» Web page and app entries:
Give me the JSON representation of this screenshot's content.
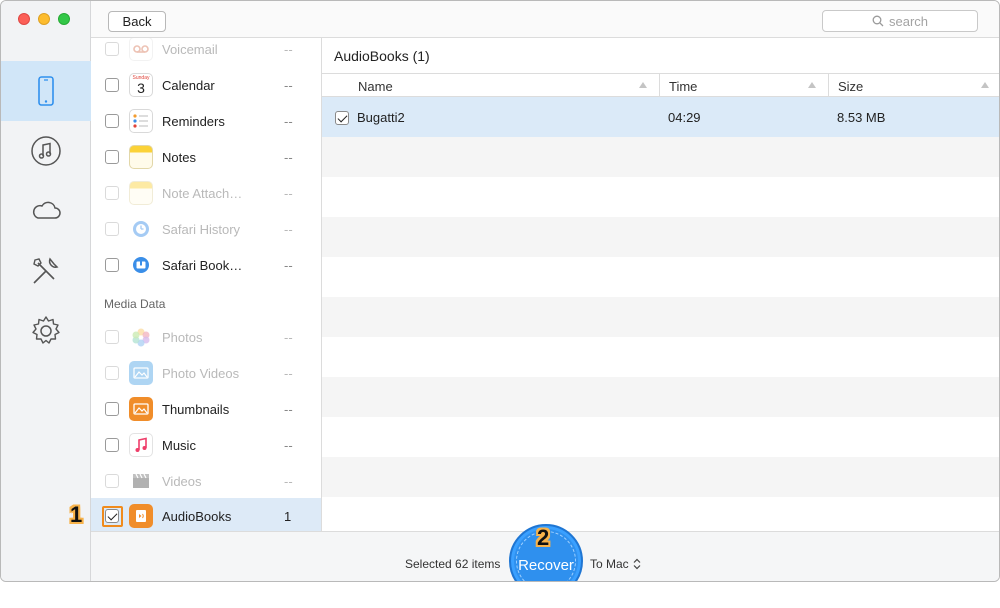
{
  "toolbar": {
    "back_label": "Back",
    "search_placeholder": "search"
  },
  "rail": {
    "items": [
      {
        "name": "device",
        "icon": "phone-icon",
        "active": true
      },
      {
        "name": "itunes",
        "icon": "music-note-icon",
        "active": false
      },
      {
        "name": "icloud",
        "icon": "cloud-icon",
        "active": false
      },
      {
        "name": "tools",
        "icon": "tools-icon",
        "active": false
      },
      {
        "name": "settings",
        "icon": "gear-icon",
        "active": false
      }
    ]
  },
  "categories": {
    "section_media": "Media Data",
    "items": [
      {
        "label": "Voicemail",
        "count": "--",
        "enabled": false,
        "icon": "voicemail-icon"
      },
      {
        "label": "Calendar",
        "count": "--",
        "enabled": true,
        "icon": "calendar-icon",
        "icon_text": "3",
        "icon_sub": "Sunday"
      },
      {
        "label": "Reminders",
        "count": "--",
        "enabled": true,
        "icon": "reminders-icon"
      },
      {
        "label": "Notes",
        "count": "--",
        "enabled": true,
        "icon": "notes-icon"
      },
      {
        "label": "Note Attach…",
        "count": "--",
        "enabled": false,
        "icon": "note-attachment-icon"
      },
      {
        "label": "Safari History",
        "count": "--",
        "enabled": false,
        "icon": "safari-history-icon"
      },
      {
        "label": "Safari Book…",
        "count": "--",
        "enabled": true,
        "icon": "safari-bookmark-icon"
      },
      {
        "label": "Photos",
        "count": "--",
        "enabled": false,
        "icon": "photos-icon"
      },
      {
        "label": "Photo Videos",
        "count": "--",
        "enabled": false,
        "icon": "photo-videos-icon"
      },
      {
        "label": "Thumbnails",
        "count": "--",
        "enabled": true,
        "icon": "thumbnails-icon"
      },
      {
        "label": "Music",
        "count": "--",
        "enabled": true,
        "icon": "music-icon"
      },
      {
        "label": "Videos",
        "count": "--",
        "enabled": false,
        "icon": "videos-icon"
      },
      {
        "label": "AudioBooks",
        "count": "1",
        "enabled": true,
        "icon": "audiobooks-icon",
        "checked": true,
        "selected": true
      }
    ]
  },
  "main": {
    "title": "AudioBooks (1)",
    "columns": [
      "Name",
      "Time",
      "Size"
    ],
    "rows": [
      {
        "name": "Bugatti2",
        "time": "04:29",
        "size": "8.53 MB",
        "checked": true
      }
    ]
  },
  "footer": {
    "selected_text": "Selected 62 items",
    "recover_label": "Recover",
    "destination": "To Mac"
  },
  "annotations": {
    "step1": "1",
    "step2": "2"
  },
  "colors": {
    "accent": "#2f90ee",
    "selection": "#ddeaf7",
    "annotation": "#f08b1c"
  }
}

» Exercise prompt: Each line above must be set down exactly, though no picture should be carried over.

» Final answer:
Give me the JSON representation of this screenshot's content.
{
  "toolbar": {
    "back_label": "Back",
    "search_placeholder": "search"
  },
  "rail": {
    "items": [
      {
        "name": "device",
        "icon": "phone-icon",
        "active": true
      },
      {
        "name": "itunes",
        "icon": "music-note-icon",
        "active": false
      },
      {
        "name": "icloud",
        "icon": "cloud-icon",
        "active": false
      },
      {
        "name": "tools",
        "icon": "tools-icon",
        "active": false
      },
      {
        "name": "settings",
        "icon": "gear-icon",
        "active": false
      }
    ]
  },
  "categories": {
    "section_media": "Media Data",
    "items": [
      {
        "label": "Voicemail",
        "count": "--",
        "enabled": false,
        "icon": "voicemail-icon"
      },
      {
        "label": "Calendar",
        "count": "--",
        "enabled": true,
        "icon": "calendar-icon",
        "icon_text": "3",
        "icon_sub": "Sunday"
      },
      {
        "label": "Reminders",
        "count": "--",
        "enabled": true,
        "icon": "reminders-icon"
      },
      {
        "label": "Notes",
        "count": "--",
        "enabled": true,
        "icon": "notes-icon"
      },
      {
        "label": "Note Attach…",
        "count": "--",
        "enabled": false,
        "icon": "note-attachment-icon"
      },
      {
        "label": "Safari History",
        "count": "--",
        "enabled": false,
        "icon": "safari-history-icon"
      },
      {
        "label": "Safari Book…",
        "count": "--",
        "enabled": true,
        "icon": "safari-bookmark-icon"
      },
      {
        "label": "Photos",
        "count": "--",
        "enabled": false,
        "icon": "photos-icon"
      },
      {
        "label": "Photo Videos",
        "count": "--",
        "enabled": false,
        "icon": "photo-videos-icon"
      },
      {
        "label": "Thumbnails",
        "count": "--",
        "enabled": true,
        "icon": "thumbnails-icon"
      },
      {
        "label": "Music",
        "count": "--",
        "enabled": true,
        "icon": "music-icon"
      },
      {
        "label": "Videos",
        "count": "--",
        "enabled": false,
        "icon": "videos-icon"
      },
      {
        "label": "AudioBooks",
        "count": "1",
        "enabled": true,
        "icon": "audiobooks-icon",
        "checked": true,
        "selected": true
      }
    ]
  },
  "main": {
    "title": "AudioBooks (1)",
    "columns": [
      "Name",
      "Time",
      "Size"
    ],
    "rows": [
      {
        "name": "Bugatti2",
        "time": "04:29",
        "size": "8.53 MB",
        "checked": true
      }
    ]
  },
  "footer": {
    "selected_text": "Selected 62 items",
    "recover_label": "Recover",
    "destination": "To Mac"
  },
  "annotations": {
    "step1": "1",
    "step2": "2"
  },
  "colors": {
    "accent": "#2f90ee",
    "selection": "#ddeaf7",
    "annotation": "#f08b1c"
  }
}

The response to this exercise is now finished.